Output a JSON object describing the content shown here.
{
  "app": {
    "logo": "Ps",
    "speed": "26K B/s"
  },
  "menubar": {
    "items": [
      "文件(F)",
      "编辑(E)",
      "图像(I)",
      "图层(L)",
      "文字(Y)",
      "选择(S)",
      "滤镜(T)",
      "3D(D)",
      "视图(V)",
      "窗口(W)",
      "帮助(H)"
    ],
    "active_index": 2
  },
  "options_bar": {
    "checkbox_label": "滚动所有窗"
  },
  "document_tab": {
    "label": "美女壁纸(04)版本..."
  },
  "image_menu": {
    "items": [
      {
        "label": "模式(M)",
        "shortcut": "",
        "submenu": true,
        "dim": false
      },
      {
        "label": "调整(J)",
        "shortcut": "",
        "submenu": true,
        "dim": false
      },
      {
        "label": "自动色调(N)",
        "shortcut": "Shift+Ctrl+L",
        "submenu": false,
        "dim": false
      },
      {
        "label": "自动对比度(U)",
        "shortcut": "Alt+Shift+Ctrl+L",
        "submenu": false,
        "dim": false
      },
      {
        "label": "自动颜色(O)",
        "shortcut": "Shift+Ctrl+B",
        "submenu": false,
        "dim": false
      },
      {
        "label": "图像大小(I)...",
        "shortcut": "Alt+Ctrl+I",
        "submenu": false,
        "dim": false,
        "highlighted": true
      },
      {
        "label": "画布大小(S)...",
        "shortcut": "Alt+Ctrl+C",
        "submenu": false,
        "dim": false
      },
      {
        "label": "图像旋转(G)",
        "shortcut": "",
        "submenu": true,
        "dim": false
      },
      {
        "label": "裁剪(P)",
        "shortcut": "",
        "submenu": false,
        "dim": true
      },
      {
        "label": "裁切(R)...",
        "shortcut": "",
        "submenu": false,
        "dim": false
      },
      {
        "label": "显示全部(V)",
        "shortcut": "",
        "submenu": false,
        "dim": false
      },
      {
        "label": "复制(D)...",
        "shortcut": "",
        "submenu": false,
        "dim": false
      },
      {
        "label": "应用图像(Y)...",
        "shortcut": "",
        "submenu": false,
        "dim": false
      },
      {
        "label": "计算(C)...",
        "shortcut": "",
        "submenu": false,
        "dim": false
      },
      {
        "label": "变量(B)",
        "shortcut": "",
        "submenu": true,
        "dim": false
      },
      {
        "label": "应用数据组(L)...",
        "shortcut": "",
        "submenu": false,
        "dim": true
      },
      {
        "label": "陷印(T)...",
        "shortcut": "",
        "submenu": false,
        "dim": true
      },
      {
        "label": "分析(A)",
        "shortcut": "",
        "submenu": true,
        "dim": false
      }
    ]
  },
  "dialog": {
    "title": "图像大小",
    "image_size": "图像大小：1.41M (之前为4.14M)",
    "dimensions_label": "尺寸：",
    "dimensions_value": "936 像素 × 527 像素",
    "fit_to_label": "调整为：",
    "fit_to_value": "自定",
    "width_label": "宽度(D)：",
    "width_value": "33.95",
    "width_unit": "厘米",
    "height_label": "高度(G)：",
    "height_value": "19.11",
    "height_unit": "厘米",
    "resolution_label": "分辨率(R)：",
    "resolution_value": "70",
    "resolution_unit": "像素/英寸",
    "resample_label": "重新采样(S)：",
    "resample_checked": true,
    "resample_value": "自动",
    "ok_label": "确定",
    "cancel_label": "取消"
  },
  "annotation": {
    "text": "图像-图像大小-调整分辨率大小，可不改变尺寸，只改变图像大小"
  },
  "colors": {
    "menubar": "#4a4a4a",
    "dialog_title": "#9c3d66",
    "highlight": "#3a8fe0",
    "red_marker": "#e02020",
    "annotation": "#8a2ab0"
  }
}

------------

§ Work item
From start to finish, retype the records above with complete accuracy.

§ Output below
Output a JSON object describing the content shown here.
{
  "app": {
    "logo": "Ps",
    "speed": "26K B/s"
  },
  "menubar": {
    "items": [
      "文件(F)",
      "编辑(E)",
      "图像(I)",
      "图层(L)",
      "文字(Y)",
      "选择(S)",
      "滤镜(T)",
      "3D(D)",
      "视图(V)",
      "窗口(W)",
      "帮助(H)"
    ],
    "active_index": 2
  },
  "options_bar": {
    "checkbox_label": "滚动所有窗"
  },
  "document_tab": {
    "label": "美女壁纸(04)版本..."
  },
  "image_menu": {
    "items": [
      {
        "label": "模式(M)",
        "shortcut": "",
        "submenu": true,
        "dim": false
      },
      {
        "label": "调整(J)",
        "shortcut": "",
        "submenu": true,
        "dim": false
      },
      {
        "label": "自动色调(N)",
        "shortcut": "Shift+Ctrl+L",
        "submenu": false,
        "dim": false
      },
      {
        "label": "自动对比度(U)",
        "shortcut": "Alt+Shift+Ctrl+L",
        "submenu": false,
        "dim": false
      },
      {
        "label": "自动颜色(O)",
        "shortcut": "Shift+Ctrl+B",
        "submenu": false,
        "dim": false
      },
      {
        "label": "图像大小(I)...",
        "shortcut": "Alt+Ctrl+I",
        "submenu": false,
        "dim": false,
        "highlighted": true
      },
      {
        "label": "画布大小(S)...",
        "shortcut": "Alt+Ctrl+C",
        "submenu": false,
        "dim": false
      },
      {
        "label": "图像旋转(G)",
        "shortcut": "",
        "submenu": true,
        "dim": false
      },
      {
        "label": "裁剪(P)",
        "shortcut": "",
        "submenu": false,
        "dim": true
      },
      {
        "label": "裁切(R)...",
        "shortcut": "",
        "submenu": false,
        "dim": false
      },
      {
        "label": "显示全部(V)",
        "shortcut": "",
        "submenu": false,
        "dim": false
      },
      {
        "label": "复制(D)...",
        "shortcut": "",
        "submenu": false,
        "dim": false
      },
      {
        "label": "应用图像(Y)...",
        "shortcut": "",
        "submenu": false,
        "dim": false
      },
      {
        "label": "计算(C)...",
        "shortcut": "",
        "submenu": false,
        "dim": false
      },
      {
        "label": "变量(B)",
        "shortcut": "",
        "submenu": true,
        "dim": false
      },
      {
        "label": "应用数据组(L)...",
        "shortcut": "",
        "submenu": false,
        "dim": true
      },
      {
        "label": "陷印(T)...",
        "shortcut": "",
        "submenu": false,
        "dim": true
      },
      {
        "label": "分析(A)",
        "shortcut": "",
        "submenu": true,
        "dim": false
      }
    ]
  },
  "dialog": {
    "title": "图像大小",
    "image_size": "图像大小：1.41M (之前为4.14M)",
    "dimensions_label": "尺寸：",
    "dimensions_value": "936 像素 × 527 像素",
    "fit_to_label": "调整为：",
    "fit_to_value": "自定",
    "width_label": "宽度(D)：",
    "width_value": "33.95",
    "width_unit": "厘米",
    "height_label": "高度(G)：",
    "height_value": "19.11",
    "height_unit": "厘米",
    "resolution_label": "分辨率(R)：",
    "resolution_value": "70",
    "resolution_unit": "像素/英寸",
    "resample_label": "重新采样(S)：",
    "resample_checked": true,
    "resample_value": "自动",
    "ok_label": "确定",
    "cancel_label": "取消"
  },
  "annotation": {
    "text": "图像-图像大小-调整分辨率大小，可不改变尺寸，只改变图像大小"
  },
  "colors": {
    "menubar": "#4a4a4a",
    "dialog_title": "#9c3d66",
    "highlight": "#3a8fe0",
    "red_marker": "#e02020",
    "annotation": "#8a2ab0"
  }
}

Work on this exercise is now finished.